EXCERPTED RECORDS below:

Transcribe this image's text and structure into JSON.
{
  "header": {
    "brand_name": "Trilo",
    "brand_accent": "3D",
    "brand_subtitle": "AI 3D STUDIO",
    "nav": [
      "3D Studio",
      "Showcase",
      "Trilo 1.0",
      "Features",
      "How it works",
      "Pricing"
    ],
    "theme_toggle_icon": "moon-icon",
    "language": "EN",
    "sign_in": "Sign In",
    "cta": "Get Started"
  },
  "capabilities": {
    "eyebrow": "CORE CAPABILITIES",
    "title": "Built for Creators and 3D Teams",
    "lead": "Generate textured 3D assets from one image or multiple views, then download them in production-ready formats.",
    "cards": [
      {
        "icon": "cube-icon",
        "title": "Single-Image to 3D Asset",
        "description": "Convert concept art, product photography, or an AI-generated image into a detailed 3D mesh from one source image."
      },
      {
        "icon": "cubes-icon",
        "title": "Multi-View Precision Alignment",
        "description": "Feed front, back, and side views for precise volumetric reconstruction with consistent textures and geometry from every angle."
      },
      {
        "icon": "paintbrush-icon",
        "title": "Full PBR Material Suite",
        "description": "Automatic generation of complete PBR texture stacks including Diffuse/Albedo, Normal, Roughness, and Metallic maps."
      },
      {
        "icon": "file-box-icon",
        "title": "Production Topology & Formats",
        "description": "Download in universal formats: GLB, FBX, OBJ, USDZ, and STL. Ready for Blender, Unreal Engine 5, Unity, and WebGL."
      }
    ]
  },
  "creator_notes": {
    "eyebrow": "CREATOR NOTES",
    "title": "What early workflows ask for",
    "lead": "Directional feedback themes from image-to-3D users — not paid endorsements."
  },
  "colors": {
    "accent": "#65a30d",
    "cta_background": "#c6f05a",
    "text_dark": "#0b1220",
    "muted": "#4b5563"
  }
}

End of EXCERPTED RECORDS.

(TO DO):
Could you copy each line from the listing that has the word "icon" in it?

(TASK RESULT):
    "theme_toggle_icon": "moon-icon",
        "icon": "cube-icon",
        "icon": "cubes-icon",
        "icon": "paintbrush-icon",
        "icon": "file-box-icon",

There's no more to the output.